Opinion | No to Trump in 2024

Former President Trump has no grounds to be president again.

Luke Krchak, Opinions Contributor

Former President Donald Trump announced on Nov. 15 that he is running for the nomination in the 2024 general election.

While it seems like no surprise, this announcement made me wonder if he is a viable candidate.

Trump’s tax fraud investigation, COVID-19 response failure, and Jan. 6 insurrection tells me that he is not fit to be a candidate, let alone the President again.

Because Iowa is a predominantly red state, Iowa is a prime example of who could help Trump win in 2024.

In 2016, 51.1 percent of Iowans voted for Trump, 41.7 percent voted for Hillary Clinton, and 3.8 percent for libertarian candidate Gary Johnson. In the last general election, 53.1 percent of Iowans voted for Trump, and 44.9 percent voted for President Joe Biden.

Trump won in 2016 with 306 electoral votes and lost in 2020 with 232 electoral votes. Iowa supplied six electoral votes for him both times.

Iowa may also play a role in Trump’s running mate. One of the top choices on his list is Gov. Kim Reynolds. Reynolds followed in his footsteps several times during his presidencies, such as limiting the requirements of masks and vaccines.

Reynolds has also been a major opponent of Trump’s two impeachments. She also pushed claims of election fraud in the 2020 election.

Trump’s erratic responses have global consequences. In Brazil, there have been recent cries of election fraud against the outgoing President Jair Bolsonaro. Supporters of Bolsonaro have called for the military to take over.

The U.S. is a global influence. Trump has inspired other world leaders — often on the far right — to have their own claims of election fraud.

Besides investigations into whether Trump was intentional in causing the Jan. 6 insurrection, during and after his presidency he has made some half hazard decisions. Take for example the pandemic.
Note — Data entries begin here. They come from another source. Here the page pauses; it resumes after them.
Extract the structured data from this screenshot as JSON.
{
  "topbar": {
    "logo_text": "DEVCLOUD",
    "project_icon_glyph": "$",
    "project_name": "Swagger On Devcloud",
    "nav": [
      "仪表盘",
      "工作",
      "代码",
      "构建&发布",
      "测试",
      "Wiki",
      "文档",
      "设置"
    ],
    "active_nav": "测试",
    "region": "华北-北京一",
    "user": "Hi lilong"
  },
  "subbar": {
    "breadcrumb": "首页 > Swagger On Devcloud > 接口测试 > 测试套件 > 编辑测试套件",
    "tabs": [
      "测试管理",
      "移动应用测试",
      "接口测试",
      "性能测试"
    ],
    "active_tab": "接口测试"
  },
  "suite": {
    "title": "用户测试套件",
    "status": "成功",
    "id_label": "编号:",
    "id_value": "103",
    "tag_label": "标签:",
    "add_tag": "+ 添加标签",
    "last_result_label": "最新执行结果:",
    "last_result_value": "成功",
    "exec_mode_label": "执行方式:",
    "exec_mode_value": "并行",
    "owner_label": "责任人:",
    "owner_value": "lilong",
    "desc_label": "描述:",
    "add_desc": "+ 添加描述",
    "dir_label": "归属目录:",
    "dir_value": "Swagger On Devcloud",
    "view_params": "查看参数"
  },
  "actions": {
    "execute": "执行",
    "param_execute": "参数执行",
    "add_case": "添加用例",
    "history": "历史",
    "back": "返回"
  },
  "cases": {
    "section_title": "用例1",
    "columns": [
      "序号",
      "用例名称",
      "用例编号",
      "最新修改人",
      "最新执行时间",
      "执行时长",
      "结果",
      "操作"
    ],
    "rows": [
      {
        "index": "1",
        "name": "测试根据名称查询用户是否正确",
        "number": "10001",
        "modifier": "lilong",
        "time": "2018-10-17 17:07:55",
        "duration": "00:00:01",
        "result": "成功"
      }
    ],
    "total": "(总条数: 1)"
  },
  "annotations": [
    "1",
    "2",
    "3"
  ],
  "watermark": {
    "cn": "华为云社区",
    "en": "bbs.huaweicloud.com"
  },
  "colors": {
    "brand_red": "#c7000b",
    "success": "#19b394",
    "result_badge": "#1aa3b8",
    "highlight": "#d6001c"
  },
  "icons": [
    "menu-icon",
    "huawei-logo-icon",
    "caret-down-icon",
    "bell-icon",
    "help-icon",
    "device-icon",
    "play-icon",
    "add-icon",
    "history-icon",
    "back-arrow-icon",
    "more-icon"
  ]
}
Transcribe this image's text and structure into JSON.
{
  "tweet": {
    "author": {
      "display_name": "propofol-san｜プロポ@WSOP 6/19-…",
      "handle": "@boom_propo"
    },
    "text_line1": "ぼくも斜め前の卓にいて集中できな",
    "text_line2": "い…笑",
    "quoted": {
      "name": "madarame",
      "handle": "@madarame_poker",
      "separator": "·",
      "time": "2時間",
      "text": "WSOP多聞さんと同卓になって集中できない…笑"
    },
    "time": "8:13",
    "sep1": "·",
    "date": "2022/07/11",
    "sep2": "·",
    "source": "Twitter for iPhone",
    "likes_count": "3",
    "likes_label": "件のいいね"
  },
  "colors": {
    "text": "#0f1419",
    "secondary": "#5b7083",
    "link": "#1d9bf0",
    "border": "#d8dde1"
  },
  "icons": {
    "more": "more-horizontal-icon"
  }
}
His rhetoric framed it as a hoax and fed into a growing sentiment against vaccines and masks even though they were encouraged by the Centers of Disease Control and Prevention.

This led COVID-19 to spread far wider than just to the few people who ignored CDC guidelines. His COVID-19 rhetoric influenced other red states to lax restrictions.

I would say that the misinformation, investigations, and controversy that surrounds Trump — whether he directly says or Tweets it — makes him an improper leader for the U.S. and the world.

The everyday person — Democrat, Republican, or Independent — should have the right intentions to better the lives of themselves and those around them. Trump has played a major part in creating the idea that the other side, or people who disagree with him, are the bad guys.

While the Biden Presidency has been rocky at best, I would still take it over Trump’s, because it felt like a normal presidency.

During the Iowa Caucus, and possibly the 2024 presidential election, vote no to Trump. No matter what he offers as a positive, his negatives outweigh them 100 to one.

Columns reflect the opinions of the authors and are not necessarily those of the Editorial Board, The Daily Iowan, or other organizations in which the author may be involved.